KAI RYSSDAL: If criminal indictments aren’t enough to convince you something’s a bad idea, we’re not sure what might be. Hewlett-Packard’s former chairman of the board was indicted last month over the company’s use of pretexting. Lying, essentially, to get a reporter’s phone records. It was all part of an investigation into leaks from the company’s board of directors. The New York Times reports today on another, albeit lower-profile, case Marketplace’s Alisa Roth has more now from New York.

ALISA ROTH: Allied Capital is a publicly traded company that lends money to smaller businesses. Five people, including a hedge-fund manager and a financial columnist, say the company used pretexting to access their phone bills illegally. All five had been publicly critical of the company. Rob Douglas is an information security consultant. He says companies may call it something else, but pretexting is essentially corporate espionage. And everybody’s doing it.

ROB DOUGLAS: And if anything, over the last two decades the use of pretext to obtain phone records, banking records and other information in the corporate environment has become quite routine.

New technology means there are more places where our personal data is stored. And more people have access to it.

Pretexting isn’t always easy to prosecute, though. Only 12 states have laws that specifically make pretexting illegal. And one of those — California’s — doesn’t go into effect until next year. There’s no federal law that explicitly outlaws the practice, either.

Joel Reidenberg directs the Center on Law and Information Policy at Fordham University. He thinks the hoopla around the Hewlett-Packard case will mean many more pretexting lawsuits in the future.

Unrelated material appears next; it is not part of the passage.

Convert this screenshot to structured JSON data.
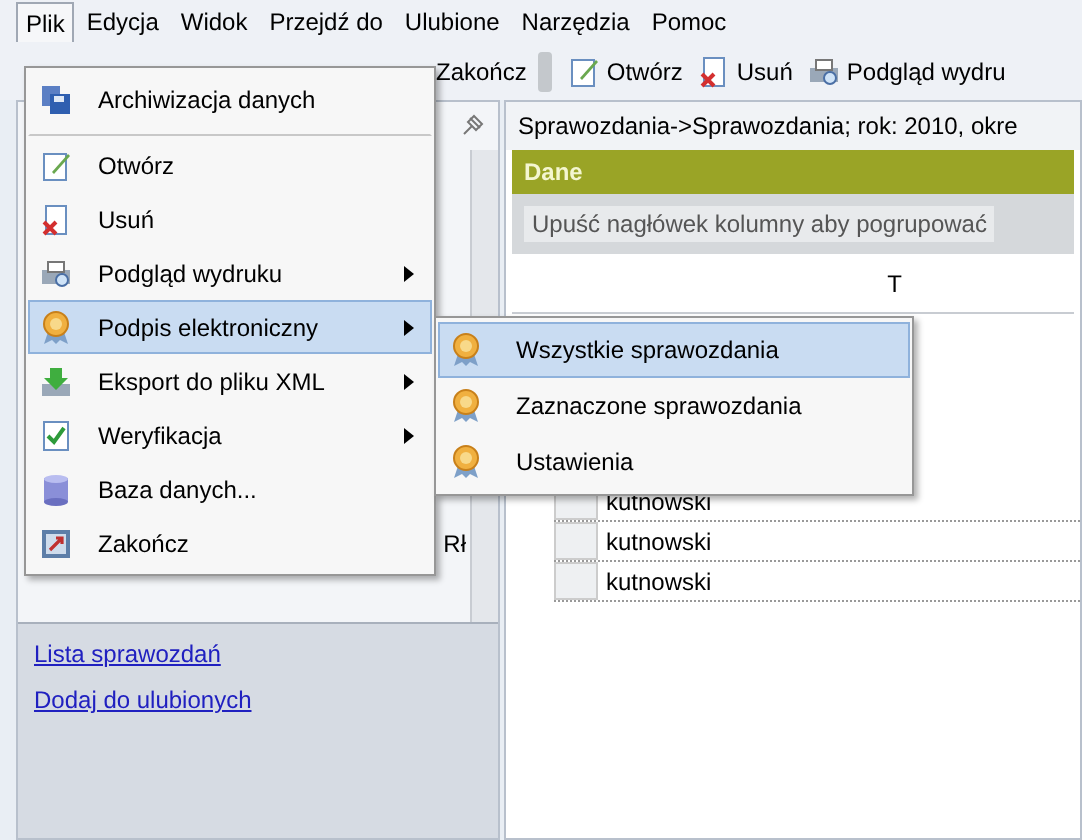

JOEL REIDENBERG: The laws come from a variety of different places, but the practice itself really isn’t legal under a variety of legal doctrines.

As for the five who say Allied Capital was spying on them, they’ve spoken with the FBI and they believe their case is being investigated.

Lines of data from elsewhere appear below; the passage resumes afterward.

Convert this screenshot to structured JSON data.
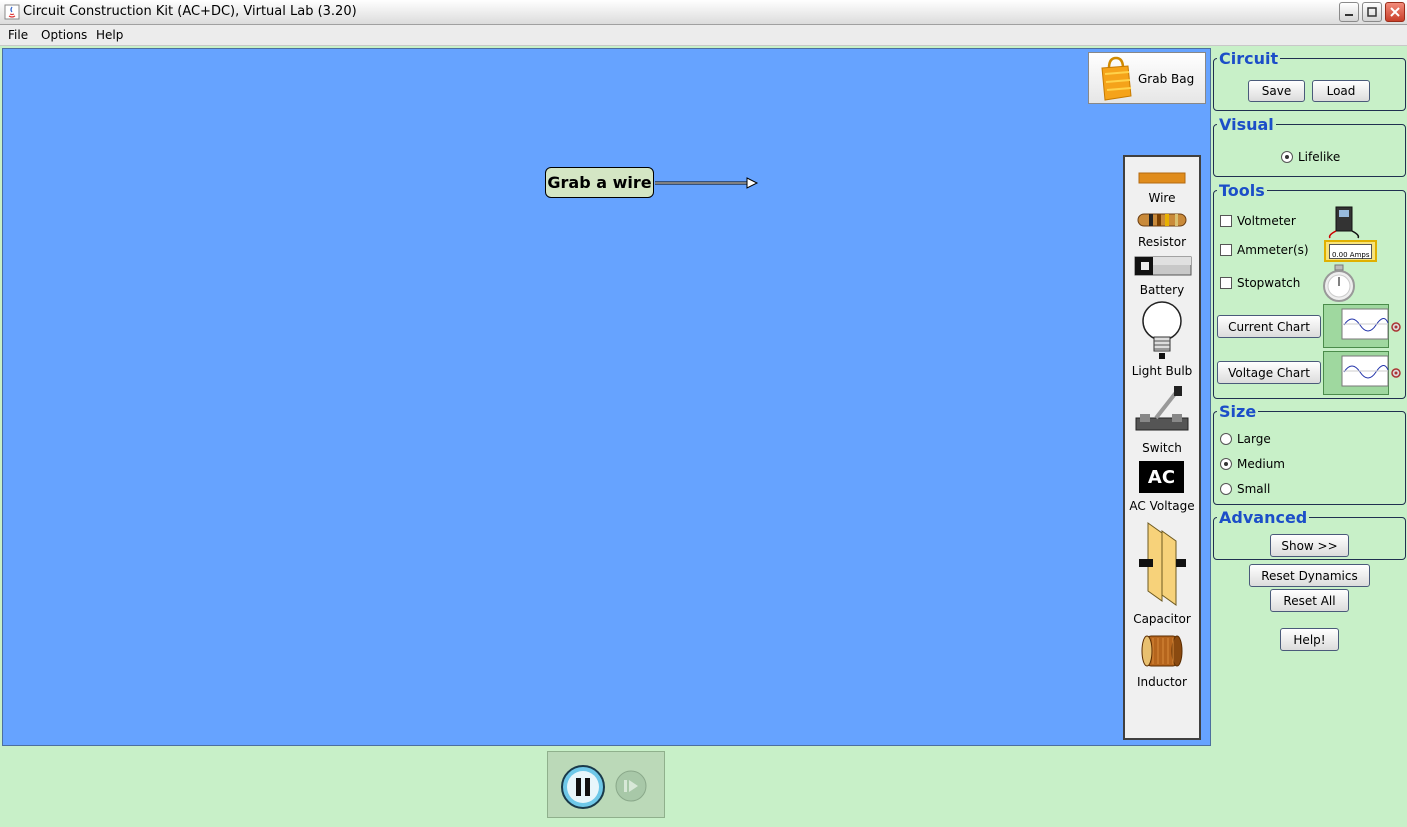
{
  "window": {
    "title": "Circuit Construction Kit (AC+DC), Virtual Lab (3.20)"
  },
  "menu": {
    "items": [
      "File",
      "Options",
      "Help"
    ]
  },
  "canvas": {
    "background": "#66a3ff",
    "hint": "Grab a wire",
    "grab_bag_label": "Grab Bag"
  },
  "toolbox": {
    "items": [
      {
        "label": "Wire",
        "icon": "wire-icon"
      },
      {
        "label": "Resistor",
        "icon": "resistor-icon"
      },
      {
        "label": "Battery",
        "icon": "battery-icon"
      },
      {
        "label": "Light Bulb",
        "icon": "light-bulb-icon"
      },
      {
        "label": "Switch",
        "icon": "switch-icon"
      },
      {
        "label": "AC Voltage",
        "icon": "ac-voltage-icon",
        "badge": "AC"
      },
      {
        "label": "Capacitor",
        "icon": "capacitor-icon"
      },
      {
        "label": "Inductor",
        "icon": "inductor-icon"
      }
    ]
  },
  "side": {
    "circuit": {
      "title": "Circuit",
      "save": "Save",
      "load": "Load"
    },
    "visual": {
      "title": "Visual",
      "option": "Lifelike",
      "selected": true
    },
    "tools": {
      "title": "Tools",
      "voltmeter": "Voltmeter",
      "ammeter": "Ammeter(s)",
      "ammeter_readout": "0.00 Amps",
      "stopwatch": "Stopwatch",
      "current_chart": "Current Chart",
      "voltage_chart": "Voltage Chart"
    },
    "size": {
      "title": "Size",
      "options": [
        "Large",
        "Medium",
        "Small"
      ],
      "selected": "Medium"
    },
    "advanced": {
      "title": "Advanced",
      "show": "Show >>"
    },
    "reset_dynamics": "Reset Dynamics",
    "reset_all": "Reset All",
    "help": "Help!"
  },
  "playback": {
    "pause": "pause-icon",
    "step": "step-icon"
  },
  "colors": {
    "panel_green": "#c8f0c8",
    "group_title": "#1c4ec8",
    "canvas_blue": "#66a3ff"
  }
}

In New York, I’m Alisa Roth for Marketplace.

There’s a lot happening in the world.  Through it all, Marketplace is here for you. 

You rely on Marketplace to break down the world’s events and tell you how it affects you in a fact-based, approachable way. We rely on your financial support to keep making that possible. 

Your donation today powers the independent journalism that you rely on. For just $5/month, you can help sustain Marketplace so we can keep reporting on the things that matter to you.